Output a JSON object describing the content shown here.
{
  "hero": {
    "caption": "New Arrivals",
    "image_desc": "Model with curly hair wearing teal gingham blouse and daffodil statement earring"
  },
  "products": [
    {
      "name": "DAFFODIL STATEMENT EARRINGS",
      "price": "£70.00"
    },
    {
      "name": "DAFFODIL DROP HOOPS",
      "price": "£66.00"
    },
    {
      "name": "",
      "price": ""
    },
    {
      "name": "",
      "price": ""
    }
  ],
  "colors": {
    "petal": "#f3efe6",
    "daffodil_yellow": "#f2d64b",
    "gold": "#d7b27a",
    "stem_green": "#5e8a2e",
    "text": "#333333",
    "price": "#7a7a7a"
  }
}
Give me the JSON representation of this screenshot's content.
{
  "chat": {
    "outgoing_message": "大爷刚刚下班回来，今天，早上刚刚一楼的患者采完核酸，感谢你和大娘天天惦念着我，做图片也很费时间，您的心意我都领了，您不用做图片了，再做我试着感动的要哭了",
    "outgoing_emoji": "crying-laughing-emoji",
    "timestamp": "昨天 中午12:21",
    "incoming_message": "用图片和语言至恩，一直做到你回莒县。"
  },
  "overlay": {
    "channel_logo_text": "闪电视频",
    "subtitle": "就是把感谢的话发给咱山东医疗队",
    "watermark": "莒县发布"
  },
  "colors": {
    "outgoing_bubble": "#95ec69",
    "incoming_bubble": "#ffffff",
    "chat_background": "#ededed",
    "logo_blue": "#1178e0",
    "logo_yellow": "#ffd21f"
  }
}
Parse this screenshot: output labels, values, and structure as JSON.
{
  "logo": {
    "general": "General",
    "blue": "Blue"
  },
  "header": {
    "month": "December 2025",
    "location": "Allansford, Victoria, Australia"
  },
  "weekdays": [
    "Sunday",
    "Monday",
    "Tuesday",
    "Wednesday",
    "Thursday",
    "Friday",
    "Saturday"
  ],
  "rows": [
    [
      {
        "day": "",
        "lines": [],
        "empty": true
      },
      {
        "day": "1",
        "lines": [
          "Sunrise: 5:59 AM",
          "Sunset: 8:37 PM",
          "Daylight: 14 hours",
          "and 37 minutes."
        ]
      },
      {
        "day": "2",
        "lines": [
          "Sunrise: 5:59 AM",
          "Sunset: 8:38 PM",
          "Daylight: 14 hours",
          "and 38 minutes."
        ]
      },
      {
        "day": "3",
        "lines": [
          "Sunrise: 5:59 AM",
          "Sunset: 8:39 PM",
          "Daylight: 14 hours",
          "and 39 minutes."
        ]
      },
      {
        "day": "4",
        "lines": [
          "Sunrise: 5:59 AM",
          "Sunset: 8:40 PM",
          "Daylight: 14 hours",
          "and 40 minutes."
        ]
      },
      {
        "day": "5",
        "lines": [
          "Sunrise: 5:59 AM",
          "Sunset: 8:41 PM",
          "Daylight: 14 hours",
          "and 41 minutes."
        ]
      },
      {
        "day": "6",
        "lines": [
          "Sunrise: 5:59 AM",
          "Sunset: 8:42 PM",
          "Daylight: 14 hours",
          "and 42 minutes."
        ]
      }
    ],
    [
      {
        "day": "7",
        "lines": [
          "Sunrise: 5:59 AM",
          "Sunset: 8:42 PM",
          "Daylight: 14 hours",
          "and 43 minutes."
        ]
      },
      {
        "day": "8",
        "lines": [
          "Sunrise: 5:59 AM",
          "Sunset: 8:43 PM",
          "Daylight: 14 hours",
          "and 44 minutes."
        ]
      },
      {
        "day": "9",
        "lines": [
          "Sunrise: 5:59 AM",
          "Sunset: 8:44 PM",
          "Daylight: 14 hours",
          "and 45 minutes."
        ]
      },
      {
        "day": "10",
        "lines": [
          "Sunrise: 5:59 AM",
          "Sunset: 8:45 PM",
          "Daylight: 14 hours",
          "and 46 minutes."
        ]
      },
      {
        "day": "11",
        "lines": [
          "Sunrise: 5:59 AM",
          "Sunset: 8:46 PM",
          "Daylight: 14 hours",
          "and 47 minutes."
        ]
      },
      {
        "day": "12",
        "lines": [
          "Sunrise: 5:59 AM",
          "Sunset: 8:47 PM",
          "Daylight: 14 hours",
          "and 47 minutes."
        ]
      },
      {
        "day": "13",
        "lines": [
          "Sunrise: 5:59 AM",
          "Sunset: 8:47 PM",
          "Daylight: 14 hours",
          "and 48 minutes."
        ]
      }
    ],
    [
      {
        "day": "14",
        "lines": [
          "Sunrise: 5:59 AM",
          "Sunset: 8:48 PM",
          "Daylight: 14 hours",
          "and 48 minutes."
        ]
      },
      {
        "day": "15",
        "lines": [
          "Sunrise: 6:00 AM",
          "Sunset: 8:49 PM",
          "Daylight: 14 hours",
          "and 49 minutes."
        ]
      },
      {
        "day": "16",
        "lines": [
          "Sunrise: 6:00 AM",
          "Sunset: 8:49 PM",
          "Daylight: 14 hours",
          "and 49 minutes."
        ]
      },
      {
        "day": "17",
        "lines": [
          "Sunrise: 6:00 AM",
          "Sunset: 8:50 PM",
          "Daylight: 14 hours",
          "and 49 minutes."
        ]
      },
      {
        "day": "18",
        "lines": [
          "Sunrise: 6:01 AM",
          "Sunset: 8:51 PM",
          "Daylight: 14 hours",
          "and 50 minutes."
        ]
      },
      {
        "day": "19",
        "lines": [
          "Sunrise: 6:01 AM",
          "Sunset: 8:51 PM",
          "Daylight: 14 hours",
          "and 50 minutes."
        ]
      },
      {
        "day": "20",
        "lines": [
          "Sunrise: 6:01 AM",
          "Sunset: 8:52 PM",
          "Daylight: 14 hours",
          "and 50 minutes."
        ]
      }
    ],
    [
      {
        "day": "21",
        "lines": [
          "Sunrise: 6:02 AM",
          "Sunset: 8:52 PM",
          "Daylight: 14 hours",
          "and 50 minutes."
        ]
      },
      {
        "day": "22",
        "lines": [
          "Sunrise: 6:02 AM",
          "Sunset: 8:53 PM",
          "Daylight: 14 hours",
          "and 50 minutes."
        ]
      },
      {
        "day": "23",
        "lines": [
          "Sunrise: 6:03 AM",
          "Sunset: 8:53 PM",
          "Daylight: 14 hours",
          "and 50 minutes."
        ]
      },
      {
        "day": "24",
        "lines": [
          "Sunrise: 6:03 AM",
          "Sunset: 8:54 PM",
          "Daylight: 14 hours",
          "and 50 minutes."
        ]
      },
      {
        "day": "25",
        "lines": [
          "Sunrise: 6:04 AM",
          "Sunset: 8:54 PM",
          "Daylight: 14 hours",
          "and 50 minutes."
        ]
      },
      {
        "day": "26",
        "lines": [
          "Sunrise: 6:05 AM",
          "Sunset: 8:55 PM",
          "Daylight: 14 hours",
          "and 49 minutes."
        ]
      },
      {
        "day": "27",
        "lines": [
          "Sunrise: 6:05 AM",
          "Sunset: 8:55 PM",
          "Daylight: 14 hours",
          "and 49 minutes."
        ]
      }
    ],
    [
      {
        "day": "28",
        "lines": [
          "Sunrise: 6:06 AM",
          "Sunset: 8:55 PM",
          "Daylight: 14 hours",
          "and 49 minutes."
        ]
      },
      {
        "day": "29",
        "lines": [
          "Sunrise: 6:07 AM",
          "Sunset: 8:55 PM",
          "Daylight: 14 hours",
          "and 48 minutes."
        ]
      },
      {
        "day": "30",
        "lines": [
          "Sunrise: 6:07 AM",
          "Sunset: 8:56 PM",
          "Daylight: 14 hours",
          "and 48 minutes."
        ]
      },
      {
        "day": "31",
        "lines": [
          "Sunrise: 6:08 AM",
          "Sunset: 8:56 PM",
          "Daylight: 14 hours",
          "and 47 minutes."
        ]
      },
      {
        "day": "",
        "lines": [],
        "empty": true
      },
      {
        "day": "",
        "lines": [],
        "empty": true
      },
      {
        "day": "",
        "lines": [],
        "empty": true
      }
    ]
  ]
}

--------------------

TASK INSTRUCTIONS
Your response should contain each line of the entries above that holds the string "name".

SOLUTION TO THE EXERCISE
      "name": "DAFFODIL STATEMENT EARRINGS",
      "name": "DAFFODIL DROP HOOPS",
      "name": "",
      "name": "",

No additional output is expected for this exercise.